Some of the more popular fishing lakes favored by visitors and locals include, Big Arbor Vitae, Clear Carrol, Madeline, Squirrel and Squaw. Bassmaster recently named the Minocqua chain one of the 25 best bass lakes in America’s central region and one of the top 100 in the nation. There are numerous wilderness sites for a quiet escape. Some good bets are the Willow Flowage Scenic Waters Area and the many lakes dimpling the Northern Highlands-American Legion State Forest.
Mid Lake, which has shallow water that warms quickly, is the place to be in spring, when Musky and Northern swim here to spawn.
Minocqua Chain Walleye Project
The Minocqua Chain is a 5,929-acre chain of lakes in Oneida County. The Chain includes Kawaguesaga, Minocqua, Jerome, Mid, Tomahawk, Little Tomahawk and Mud lakes, along with the Minocqua and Tomahawk thoroughfares. The Minocqua Chain forms the headwaters of the Tomahawk River and is part of the Upper Wisconsin River watershed. Tomahawk (3,462 acres), Minocqua (1,339 acres) and Kawaguesaga (700 acres) are the largest lakes of the Chain and provide the majority of the Walleye spawning habitat.

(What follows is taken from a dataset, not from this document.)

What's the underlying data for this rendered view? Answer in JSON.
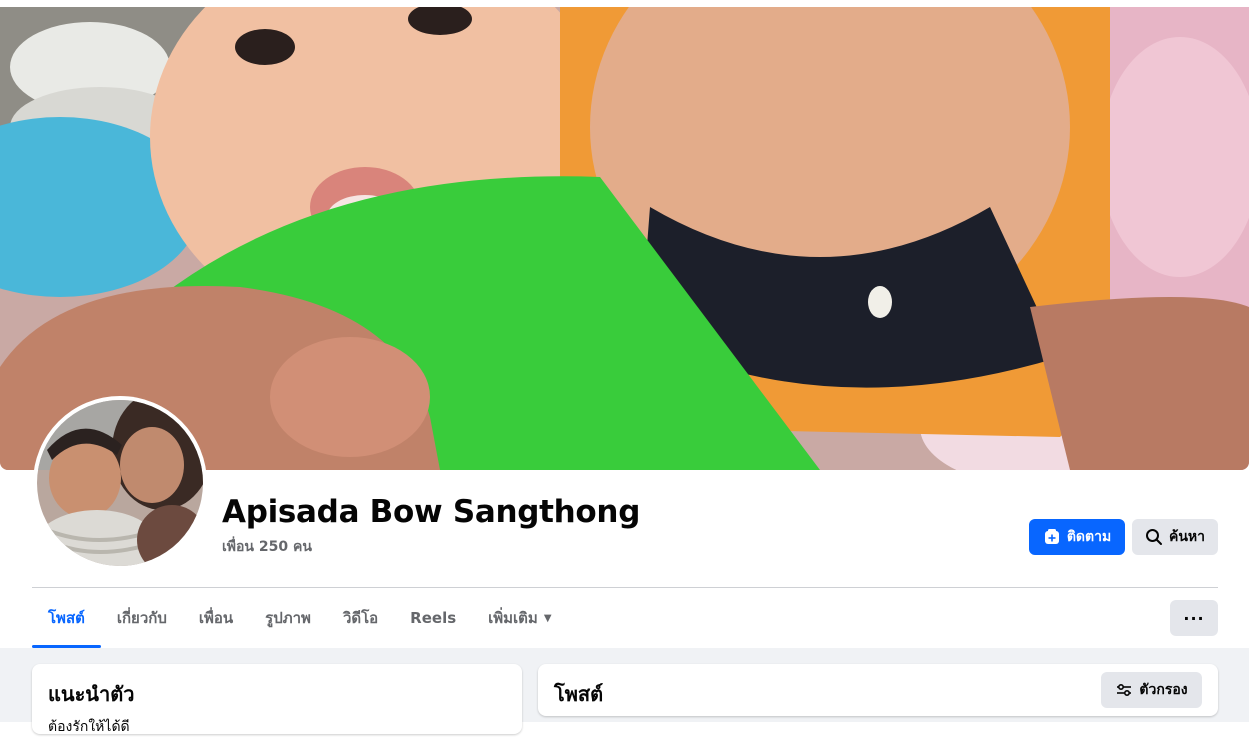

The adult walleye population and natural reproduction of the Minocqua Chain of Lakes in Oneida County has experienced a substantial decline since the early 1990s because of low recruitment of young fish into the population. The Minocqua chain currently has catch and release walleye regulations through the 2024-2025 fishing season.